§ **Exercise brief**:
The answer must be an exact printing of every record below, with the pictures omitted.

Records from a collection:
Content starts

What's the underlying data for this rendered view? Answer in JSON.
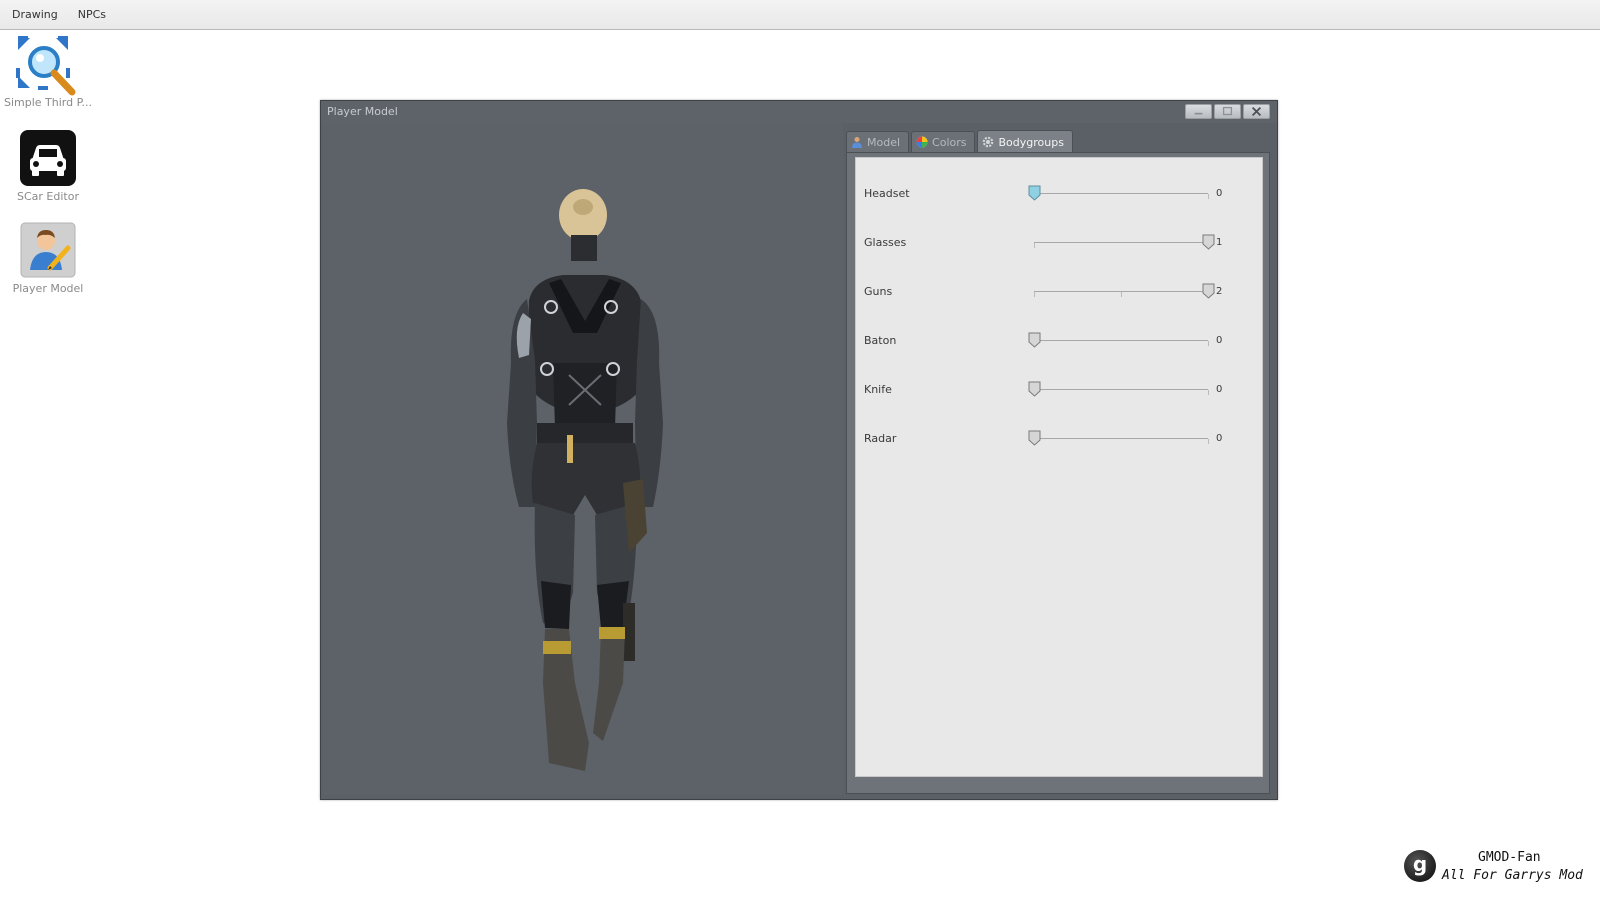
{
  "menubar": {
    "items": [
      "Drawing",
      "NPCs"
    ]
  },
  "desktop": {
    "icons": [
      {
        "label": "Simple Third P...",
        "icon": "magnifier-expand-icon"
      },
      {
        "label": "SCar Editor",
        "icon": "car-icon"
      },
      {
        "label": "Player Model",
        "icon": "player-edit-icon"
      }
    ]
  },
  "window": {
    "title": "Player Model",
    "controls": [
      "minimize-icon",
      "maximize-icon",
      "close-icon"
    ],
    "preview": {
      "content": "player-model-3d-preview"
    },
    "tabs": [
      {
        "label": "Model",
        "icon": "person-icon",
        "active": false
      },
      {
        "label": "Colors",
        "icon": "color-wheel-icon",
        "active": false
      },
      {
        "label": "Bodygroups",
        "icon": "gear-icon",
        "active": true
      }
    ],
    "bodygroups": [
      {
        "label": "Headset",
        "value": 0,
        "max": 1,
        "highlighted": true
      },
      {
        "label": "Glasses",
        "value": 1,
        "max": 1,
        "highlighted": false
      },
      {
        "label": "Guns",
        "value": 2,
        "max": 2,
        "highlighted": false
      },
      {
        "label": "Baton",
        "value": 0,
        "max": 1,
        "highlighted": false
      },
      {
        "label": "Knife",
        "value": 0,
        "max": 1,
        "highlighted": false
      },
      {
        "label": "Radar",
        "value": 0,
        "max": 1,
        "highlighted": false
      }
    ]
  },
  "watermark": {
    "logo_letter": "g",
    "line1": "GMOD-Fan",
    "line2": "All For Garrys Mod"
  },
  "colors": {
    "window_bg": "#5b6066",
    "panel_bg": "#e8e8e8",
    "thumb_highlight": "#8fd0e3",
    "thumb_normal": "#d6d6d6"
  }
}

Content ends

§ **Solution for this problem**:
What's the underlying data for this rendered view? Answer in JSON.
{
  "menubar": {
    "items": [
      "Drawing",
      "NPCs"
    ]
  },
  "desktop": {
    "icons": [
      {
        "label": "Simple Third P...",
        "icon": "magnifier-expand-icon"
      },
      {
        "label": "SCar Editor",
        "icon": "car-icon"
      },
      {
        "label": "Player Model",
        "icon": "player-edit-icon"
      }
    ]
  },
  "window": {
    "title": "Player Model",
    "controls": [
      "minimize-icon",
      "maximize-icon",
      "close-icon"
    ],
    "preview": {
      "content": "player-model-3d-preview"
    },
    "tabs": [
      {
        "label": "Model",
        "icon": "person-icon",
        "active": false
      },
      {
        "label": "Colors",
        "icon": "color-wheel-icon",
        "active": false
      },
      {
        "label": "Bodygroups",
        "icon": "gear-icon",
        "active": true
      }
    ],
    "bodygroups": [
      {
        "label": "Headset",
        "value": 0,
        "max": 1,
        "highlighted": true
      },
      {
        "label": "Glasses",
        "value": 1,
        "max": 1,
        "highlighted": false
      },
      {
        "label": "Guns",
        "value": 2,
        "max": 2,
        "highlighted": false
      },
      {
        "label": "Baton",
        "value": 0,
        "max": 1,
        "highlighted": false
      },
      {
        "label": "Knife",
        "value": 0,
        "max": 1,
        "highlighted": false
      },
      {
        "label": "Radar",
        "value": 0,
        "max": 1,
        "highlighted": false
      }
    ]
  },
  "watermark": {
    "logo_letter": "g",
    "line1": "GMOD-Fan",
    "line2": "All For Garrys Mod"
  },
  "colors": {
    "window_bg": "#5b6066",
    "panel_bg": "#e8e8e8",
    "thumb_highlight": "#8fd0e3",
    "thumb_normal": "#d6d6d6"
  }
}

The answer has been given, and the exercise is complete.